-- Stored records --
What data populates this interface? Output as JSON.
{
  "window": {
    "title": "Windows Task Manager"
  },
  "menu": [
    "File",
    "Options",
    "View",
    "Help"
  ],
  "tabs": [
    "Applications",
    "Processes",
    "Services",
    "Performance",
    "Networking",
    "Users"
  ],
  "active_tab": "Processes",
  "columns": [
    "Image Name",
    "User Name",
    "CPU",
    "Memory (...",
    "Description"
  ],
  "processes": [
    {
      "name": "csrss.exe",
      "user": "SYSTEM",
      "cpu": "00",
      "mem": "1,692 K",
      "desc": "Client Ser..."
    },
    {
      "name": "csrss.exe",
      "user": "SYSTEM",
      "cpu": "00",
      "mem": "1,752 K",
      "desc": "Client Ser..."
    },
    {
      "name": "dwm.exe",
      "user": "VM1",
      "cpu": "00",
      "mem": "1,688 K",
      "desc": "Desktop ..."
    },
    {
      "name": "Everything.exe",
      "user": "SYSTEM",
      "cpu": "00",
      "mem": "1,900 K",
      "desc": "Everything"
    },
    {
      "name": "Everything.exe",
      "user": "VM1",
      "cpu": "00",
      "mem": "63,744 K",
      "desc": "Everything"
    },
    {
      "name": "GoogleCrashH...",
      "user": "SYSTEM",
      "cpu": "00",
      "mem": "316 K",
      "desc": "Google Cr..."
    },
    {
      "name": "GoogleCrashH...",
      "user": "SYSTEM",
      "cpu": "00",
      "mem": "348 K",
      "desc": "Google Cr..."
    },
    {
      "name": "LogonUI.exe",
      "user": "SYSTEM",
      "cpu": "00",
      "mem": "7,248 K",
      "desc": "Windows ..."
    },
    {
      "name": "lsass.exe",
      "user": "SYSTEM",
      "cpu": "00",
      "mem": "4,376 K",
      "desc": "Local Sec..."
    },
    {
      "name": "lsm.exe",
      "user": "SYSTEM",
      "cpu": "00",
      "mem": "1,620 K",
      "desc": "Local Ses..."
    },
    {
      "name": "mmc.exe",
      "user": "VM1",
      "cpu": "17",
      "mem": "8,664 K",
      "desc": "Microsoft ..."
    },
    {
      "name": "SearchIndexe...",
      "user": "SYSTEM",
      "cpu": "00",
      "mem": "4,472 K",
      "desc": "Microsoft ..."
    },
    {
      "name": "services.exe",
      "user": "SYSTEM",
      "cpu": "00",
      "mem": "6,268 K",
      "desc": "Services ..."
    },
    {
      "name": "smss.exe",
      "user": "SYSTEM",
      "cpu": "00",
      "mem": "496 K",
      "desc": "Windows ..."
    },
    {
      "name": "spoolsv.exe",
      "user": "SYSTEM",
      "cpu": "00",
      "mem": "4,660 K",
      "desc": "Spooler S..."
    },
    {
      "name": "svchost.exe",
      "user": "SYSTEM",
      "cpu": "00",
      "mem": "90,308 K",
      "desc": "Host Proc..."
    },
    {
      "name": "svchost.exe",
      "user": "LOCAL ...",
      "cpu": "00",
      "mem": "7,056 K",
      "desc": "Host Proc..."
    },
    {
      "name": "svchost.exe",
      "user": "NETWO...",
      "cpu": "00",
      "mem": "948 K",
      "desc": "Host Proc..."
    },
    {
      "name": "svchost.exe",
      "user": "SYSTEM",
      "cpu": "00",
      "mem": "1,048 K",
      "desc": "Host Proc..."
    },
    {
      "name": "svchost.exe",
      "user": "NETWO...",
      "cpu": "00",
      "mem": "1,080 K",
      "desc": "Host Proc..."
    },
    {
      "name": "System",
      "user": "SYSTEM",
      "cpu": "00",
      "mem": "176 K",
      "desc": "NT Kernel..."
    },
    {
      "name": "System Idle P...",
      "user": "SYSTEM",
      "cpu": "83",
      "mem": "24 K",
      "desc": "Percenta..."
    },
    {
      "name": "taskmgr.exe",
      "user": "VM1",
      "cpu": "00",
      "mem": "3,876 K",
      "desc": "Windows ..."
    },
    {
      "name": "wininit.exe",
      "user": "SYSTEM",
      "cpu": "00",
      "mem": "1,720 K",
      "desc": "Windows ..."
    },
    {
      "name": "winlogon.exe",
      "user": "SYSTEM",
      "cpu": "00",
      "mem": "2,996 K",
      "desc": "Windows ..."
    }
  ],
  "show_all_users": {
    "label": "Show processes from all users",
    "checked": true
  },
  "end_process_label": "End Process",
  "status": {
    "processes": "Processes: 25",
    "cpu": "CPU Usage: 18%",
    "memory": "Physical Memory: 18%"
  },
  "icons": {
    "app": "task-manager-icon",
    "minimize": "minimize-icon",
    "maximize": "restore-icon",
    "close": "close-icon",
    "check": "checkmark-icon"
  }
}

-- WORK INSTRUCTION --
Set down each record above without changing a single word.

-- ANSWER TO THIS PROBLEM --
What data populates this interface? Output as JSON.
{
  "window": {
    "title": "Windows Task Manager"
  },
  "menu": [
    "File",
    "Options",
    "View",
    "Help"
  ],
  "tabs": [
    "Applications",
    "Processes",
    "Services",
    "Performance",
    "Networking",
    "Users"
  ],
  "active_tab": "Processes",
  "columns": [
    "Image Name",
    "User Name",
    "CPU",
    "Memory (...",
    "Description"
  ],
  "processes": [
    {
      "name": "csrss.exe",
      "user": "SYSTEM",
      "cpu": "00",
      "mem": "1,692 K",
      "desc": "Client Ser..."
    },
    {
      "name": "csrss.exe",
      "user": "SYSTEM",
      "cpu": "00",
      "mem": "1,752 K",
      "desc": "Client Ser..."
    },
    {
      "name": "dwm.exe",
      "user": "VM1",
      "cpu": "00",
      "mem": "1,688 K",
      "desc": "Desktop ..."
    },
    {
      "name": "Everything.exe",
      "user": "SYSTEM",
      "cpu": "00",
      "mem": "1,900 K",
      "desc": "Everything"
    },
    {
      "name": "Everything.exe",
      "user": "VM1",
      "cpu": "00",
      "mem": "63,744 K",
      "desc": "Everything"
    },
    {
      "name": "GoogleCrashH...",
      "user": "SYSTEM",
      "cpu": "00",
      "mem": "316 K",
      "desc": "Google Cr..."
    },
    {
      "name": "GoogleCrashH...",
      "user": "SYSTEM",
      "cpu": "00",
      "mem": "348 K",
      "desc": "Google Cr..."
    },
    {
      "name": "LogonUI.exe",
      "user": "SYSTEM",
      "cpu": "00",
      "mem": "7,248 K",
      "desc": "Windows ..."
    },
    {
      "name": "lsass.exe",
      "user": "SYSTEM",
      "cpu": "00",
      "mem": "4,376 K",
      "desc": "Local Sec..."
    },
    {
      "name": "lsm.exe",
      "user": "SYSTEM",
      "cpu": "00",
      "mem": "1,620 K",
      "desc": "Local Ses..."
    },
    {
      "name": "mmc.exe",
      "user": "VM1",
      "cpu": "17",
      "mem": "8,664 K",
      "desc": "Microsoft ..."
    },
    {
      "name": "SearchIndexe...",
      "user": "SYSTEM",
      "cpu": "00",
      "mem": "4,472 K",
      "desc": "Microsoft ..."
    },
    {
      "name": "services.exe",
      "user": "SYSTEM",
      "cpu": "00",
      "mem": "6,268 K",
      "desc": "Services ..."
    },
    {
      "name": "smss.exe",
      "user": "SYSTEM",
      "cpu": "00",
      "mem": "496 K",
      "desc": "Windows ..."
    },
    {
      "name": "spoolsv.exe",
      "user": "SYSTEM",
      "cpu": "00",
      "mem": "4,660 K",
      "desc": "Spooler S..."
    },
    {
      "name": "svchost.exe",
      "user": "SYSTEM",
      "cpu": "00",
      "mem": "90,308 K",
      "desc": "Host Proc..."
    },
    {
      "name": "svchost.exe",
      "user": "LOCAL ...",
      "cpu": "00",
      "mem": "7,056 K",
      "desc": "Host Proc..."
    },
    {
      "name": "svchost.exe",
      "user": "NETWO...",
      "cpu": "00",
      "mem": "948 K",
      "desc": "Host Proc..."
    },
    {
      "name": "svchost.exe",
      "user": "SYSTEM",
      "cpu": "00",
      "mem": "1,048 K",
      "desc": "Host Proc..."
    },
    {
      "name": "svchost.exe",
      "user": "NETWO...",
      "cpu": "00",
      "mem": "1,080 K",
      "desc": "Host Proc..."
    },
    {
      "name": "System",
      "user": "SYSTEM",
      "cpu": "00",
      "mem": "176 K",
      "desc": "NT Kernel..."
    },
    {
      "name": "System Idle P...",
      "user": "SYSTEM",
      "cpu": "83",
      "mem": "24 K",
      "desc": "Percenta..."
    },
    {
      "name": "taskmgr.exe",
      "user": "VM1",
      "cpu": "00",
      "mem": "3,876 K",
      "desc": "Windows ..."
    },
    {
      "name": "wininit.exe",
      "user": "SYSTEM",
      "cpu": "00",
      "mem": "1,720 K",
      "desc": "Windows ..."
    },
    {
      "name": "winlogon.exe",
      "user": "SYSTEM",
      "cpu": "00",
      "mem": "2,996 K",
      "desc": "Windows ..."
    }
  ],
  "show_all_users": {
    "label": "Show processes from all users",
    "checked": true
  },
  "end_process_label": "End Process",
  "status": {
    "processes": "Processes: 25",
    "cpu": "CPU Usage: 18%",
    "memory": "Physical Memory: 18%"
  },
  "icons": {
    "app": "task-manager-icon",
    "minimize": "minimize-icon",
    "maximize": "restore-icon",
    "close": "close-icon",
    "check": "checkmark-icon"
  }
}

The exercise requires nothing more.